But what's not to love? Herring, especially in its pickled state, is firm-fleshed, as meaty as raw tuna, as oily (and rich in omega-whatever) as those other fish Dr. Perricone keeps harping on us to eat to keep our wrinkles at bay. Pickled herring--herring soaked in brine and annotated with various spices--is also one of those odd cross-cultural moments, where Jewish deli food meets traditional Scandinavian; in a book of Swedish recipes, originally published in 1955 by the American Daughters of Sweden in Chicago, I found five recipes for herring salad (sillsallad), some with the addition of meat, some with beets, some with potatoes.
If you are obsessed or just curious about herring, IKEA is a dandy place to try it out. The smorgasbord (50 cents per pound) contains (by my count) at least five delicious herring permutations, and there may have been, in retrospect, herring in the bright pink beet salad I didn't try. I ate herring in mustard sauce, herring with tomatoes, herring in cream sauce (probably sour cream), herring with dill, and herring with traditional spices (my least favorite--a bit too sweet and spicy, like gluwein). The smorgasbord also featured smoked salmon--not really smoked, but cured, gravlax-style, and very tender and good if you avoid the end pieces, which were kind of hard. And then there are the Swedish meatballs, about which poetry could be written (15 meatballs with lingonberry sauce for $4.95), and if you ask they will give you a sweet cucumber salad instead of boiled potatoes.
I also took home a tube of smoked herring pâté ($3.95). But although I love herring, I am just not ready for fish in a tube. So far we have spent a pleasant hour, the tube and I, staring at each other, but I have not been brave enough to broach the thick Scandinavian seal.

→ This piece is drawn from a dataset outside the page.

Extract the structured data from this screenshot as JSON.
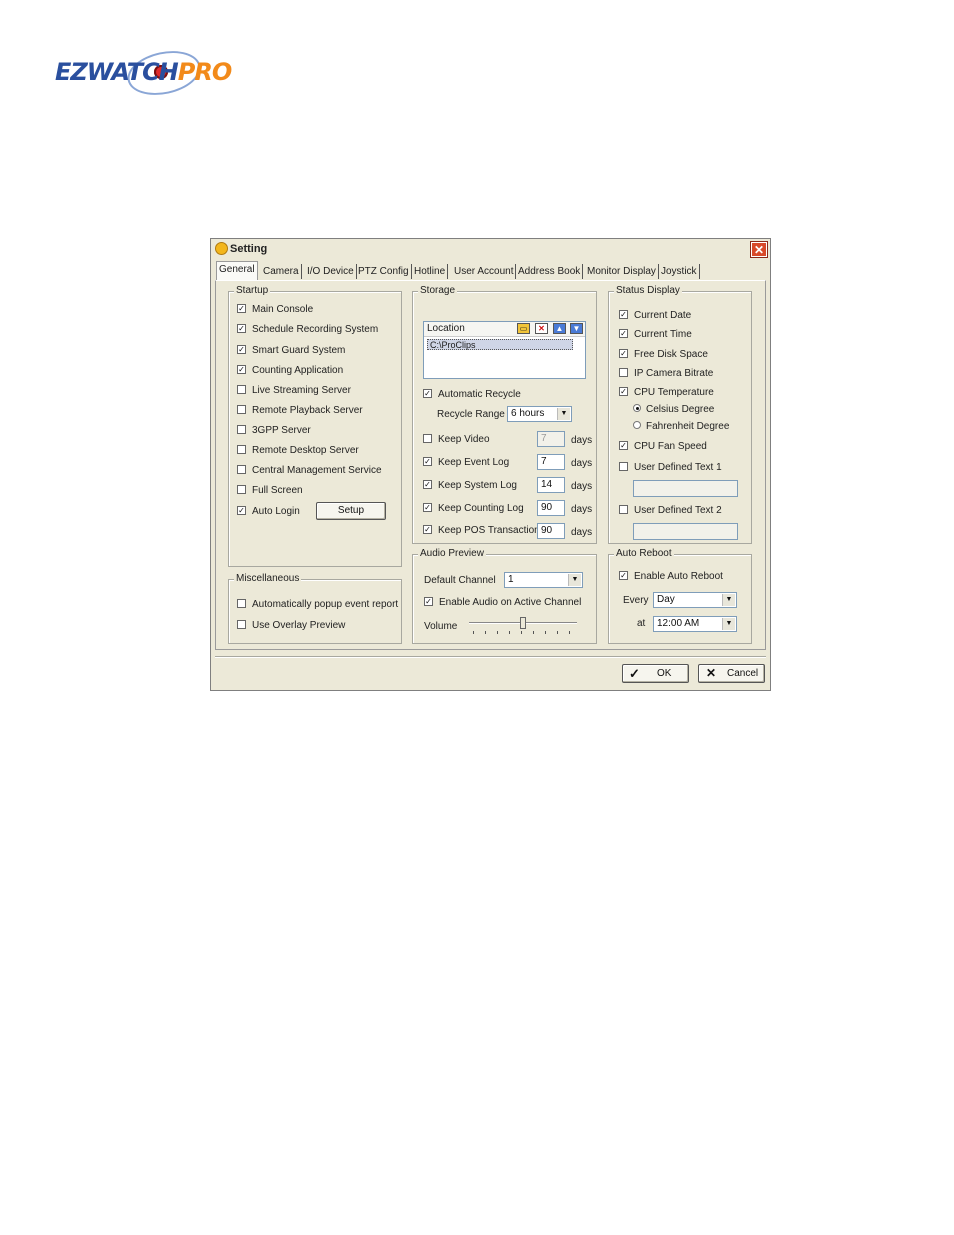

IKEA 600 SW 43rd St, Renton, 425-656-2980. Mon-Fri 10 am-9:30 pm, Sat 10 am-9 pm, Sun 10 am-7 pm.